TASK ITEM - Go line by line through the records and tally those that include "structured". Respond with the tally only.

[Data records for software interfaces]

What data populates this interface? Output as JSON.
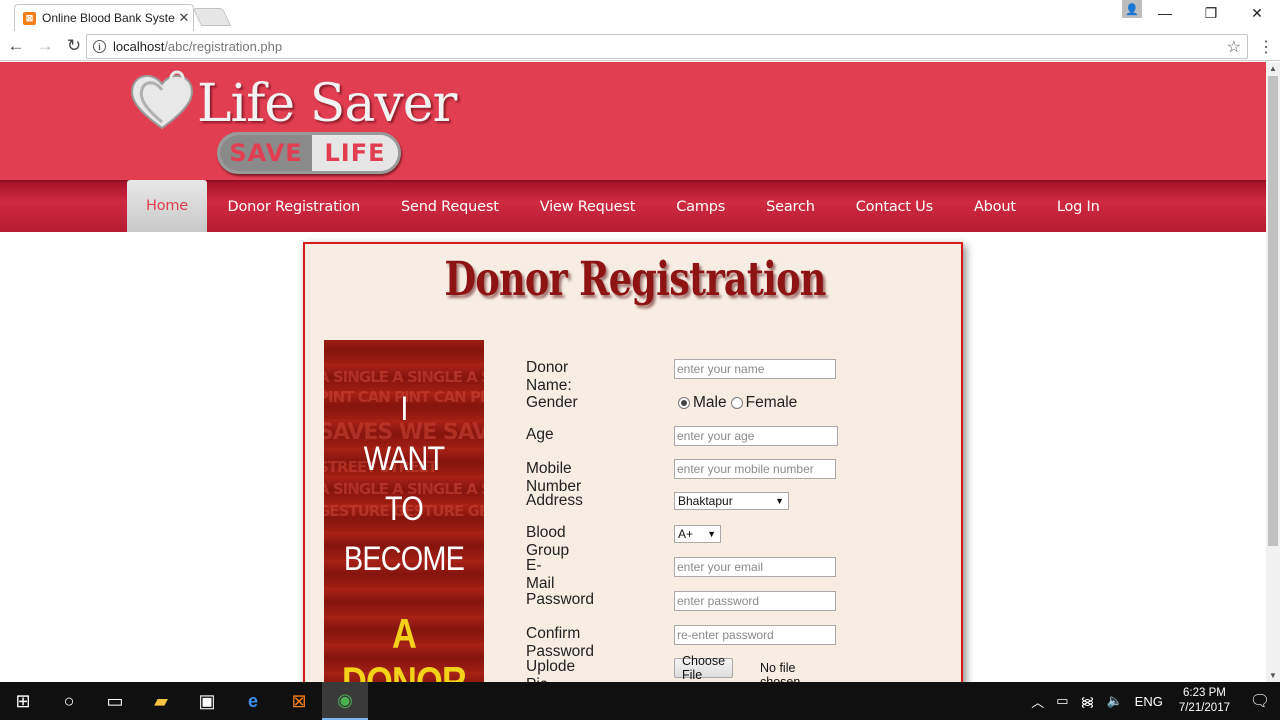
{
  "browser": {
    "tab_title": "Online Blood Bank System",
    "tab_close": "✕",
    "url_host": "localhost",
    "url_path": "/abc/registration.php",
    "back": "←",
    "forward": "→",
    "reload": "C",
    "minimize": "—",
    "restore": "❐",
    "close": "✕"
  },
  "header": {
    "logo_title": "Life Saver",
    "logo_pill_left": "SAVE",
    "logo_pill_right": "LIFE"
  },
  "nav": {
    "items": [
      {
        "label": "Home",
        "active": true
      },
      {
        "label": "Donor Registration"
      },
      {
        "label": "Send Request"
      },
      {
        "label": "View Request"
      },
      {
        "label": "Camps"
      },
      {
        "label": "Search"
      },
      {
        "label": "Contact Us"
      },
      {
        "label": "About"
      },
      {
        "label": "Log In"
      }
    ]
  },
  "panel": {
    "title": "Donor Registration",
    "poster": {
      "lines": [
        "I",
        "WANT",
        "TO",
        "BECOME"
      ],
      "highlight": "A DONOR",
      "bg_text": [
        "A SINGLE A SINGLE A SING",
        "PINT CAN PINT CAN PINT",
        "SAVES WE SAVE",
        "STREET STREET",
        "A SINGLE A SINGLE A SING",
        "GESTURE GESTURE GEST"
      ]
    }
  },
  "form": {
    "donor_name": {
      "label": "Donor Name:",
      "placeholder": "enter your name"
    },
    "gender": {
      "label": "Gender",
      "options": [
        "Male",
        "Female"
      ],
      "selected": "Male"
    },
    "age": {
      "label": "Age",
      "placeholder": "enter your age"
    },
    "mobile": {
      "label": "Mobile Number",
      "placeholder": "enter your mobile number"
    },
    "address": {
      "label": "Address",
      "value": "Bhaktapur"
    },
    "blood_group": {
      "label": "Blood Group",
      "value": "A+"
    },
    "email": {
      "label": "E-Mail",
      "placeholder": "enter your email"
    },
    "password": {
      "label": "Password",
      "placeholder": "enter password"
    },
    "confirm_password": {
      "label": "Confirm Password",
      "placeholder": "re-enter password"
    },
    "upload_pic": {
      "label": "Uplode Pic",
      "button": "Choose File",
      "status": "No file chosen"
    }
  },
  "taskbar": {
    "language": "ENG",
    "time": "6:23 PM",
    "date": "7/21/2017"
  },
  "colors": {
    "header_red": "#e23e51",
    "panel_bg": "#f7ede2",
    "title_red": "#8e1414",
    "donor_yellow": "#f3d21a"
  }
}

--

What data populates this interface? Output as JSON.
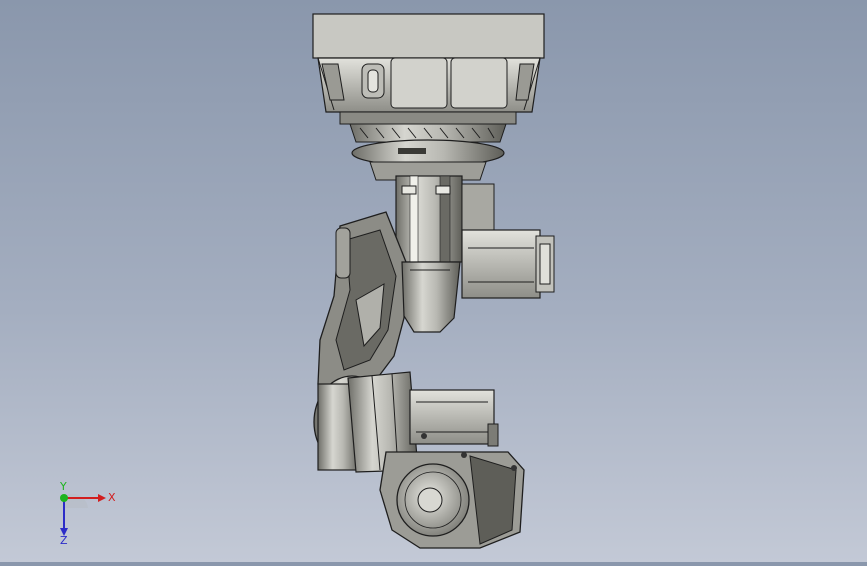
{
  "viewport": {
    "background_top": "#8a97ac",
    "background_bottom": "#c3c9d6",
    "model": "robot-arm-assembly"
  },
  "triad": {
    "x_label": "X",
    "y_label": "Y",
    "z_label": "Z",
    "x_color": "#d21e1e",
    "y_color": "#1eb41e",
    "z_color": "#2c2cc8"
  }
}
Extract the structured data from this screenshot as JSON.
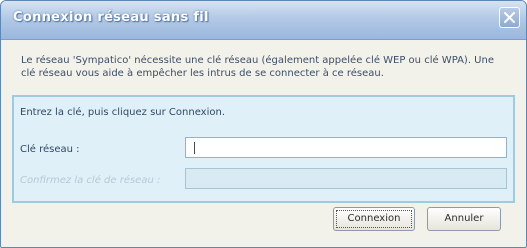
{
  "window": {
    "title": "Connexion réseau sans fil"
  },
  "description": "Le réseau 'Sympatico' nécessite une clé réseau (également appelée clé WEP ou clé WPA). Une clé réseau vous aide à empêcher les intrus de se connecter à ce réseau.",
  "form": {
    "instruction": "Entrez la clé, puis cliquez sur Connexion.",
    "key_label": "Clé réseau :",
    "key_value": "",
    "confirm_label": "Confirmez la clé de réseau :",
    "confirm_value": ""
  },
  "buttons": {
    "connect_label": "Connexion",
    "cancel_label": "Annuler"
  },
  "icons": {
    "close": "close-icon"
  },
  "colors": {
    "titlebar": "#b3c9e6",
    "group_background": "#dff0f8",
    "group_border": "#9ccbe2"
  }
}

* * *

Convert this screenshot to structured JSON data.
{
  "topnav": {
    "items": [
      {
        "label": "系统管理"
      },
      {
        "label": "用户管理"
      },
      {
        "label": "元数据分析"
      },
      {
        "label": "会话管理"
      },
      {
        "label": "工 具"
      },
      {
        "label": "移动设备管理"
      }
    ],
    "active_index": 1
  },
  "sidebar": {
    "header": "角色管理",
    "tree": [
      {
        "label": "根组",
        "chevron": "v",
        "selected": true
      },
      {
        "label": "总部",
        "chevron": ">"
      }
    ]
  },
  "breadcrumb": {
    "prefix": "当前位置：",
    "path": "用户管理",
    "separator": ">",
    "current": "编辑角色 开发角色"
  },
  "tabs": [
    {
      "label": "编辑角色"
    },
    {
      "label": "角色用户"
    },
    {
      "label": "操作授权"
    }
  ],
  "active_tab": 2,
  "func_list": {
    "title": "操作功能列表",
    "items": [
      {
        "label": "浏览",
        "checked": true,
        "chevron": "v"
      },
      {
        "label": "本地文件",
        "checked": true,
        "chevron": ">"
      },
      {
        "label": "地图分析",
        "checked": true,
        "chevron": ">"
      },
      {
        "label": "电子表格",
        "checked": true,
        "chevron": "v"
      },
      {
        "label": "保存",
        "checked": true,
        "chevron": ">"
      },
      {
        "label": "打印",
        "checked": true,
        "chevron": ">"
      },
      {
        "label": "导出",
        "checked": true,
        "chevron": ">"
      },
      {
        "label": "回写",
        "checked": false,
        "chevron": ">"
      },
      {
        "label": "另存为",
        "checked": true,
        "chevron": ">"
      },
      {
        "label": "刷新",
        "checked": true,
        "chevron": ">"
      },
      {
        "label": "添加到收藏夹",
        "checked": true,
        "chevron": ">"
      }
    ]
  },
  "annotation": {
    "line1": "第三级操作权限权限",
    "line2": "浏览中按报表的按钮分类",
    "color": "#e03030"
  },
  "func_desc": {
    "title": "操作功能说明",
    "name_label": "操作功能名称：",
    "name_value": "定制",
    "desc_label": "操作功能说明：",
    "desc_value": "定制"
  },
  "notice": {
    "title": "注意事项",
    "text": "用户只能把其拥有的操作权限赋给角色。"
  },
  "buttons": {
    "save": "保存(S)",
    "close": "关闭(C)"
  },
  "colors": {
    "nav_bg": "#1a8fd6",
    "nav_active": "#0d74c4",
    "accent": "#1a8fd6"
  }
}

COMPLETED TASK - 2